The Lakota Sun Dance is a sacred ceremony where young Lakota dance for days and nights while fasting. It's a celebration of life and the continued strength of their people. Howe's mural was controversial, since many Lakota wanted to keep the ceremony private after years of being persecuted for participating in traditional religious ceremonies.
Sun Dance, Rosebud, South Dakota, 1928, Major Israel McCreight. The Sun Dance is a Lakota religious ceremony. “Only a very brave warrior became a candidate for the Sun Dance, for it meant giving his own body in supreme sacrifice. He must endure the greatest physical pain to ensure that his prayers would be answered. These prayers were to prevent tribal famine or the death of a dear one, or that could bring fortitude in facing immense odds in impending battle or help on behalf of a friend deemed
Wi wanyang wacipi The Native American Sundance now illegal where the sacrifice of the Warriors to the tribe is shown by being suspended by rawhide after wooden pegs are inserted through the flesh on the shoulders. The dance ends when the skin tears.

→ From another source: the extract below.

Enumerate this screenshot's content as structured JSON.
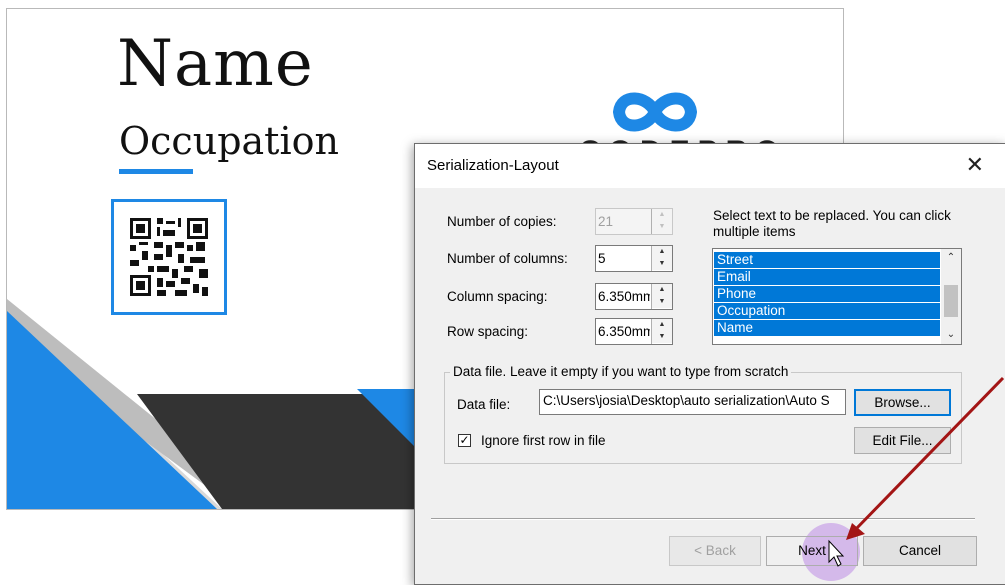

Biggest respect is given by Native Americans to those who have endured the Sundance.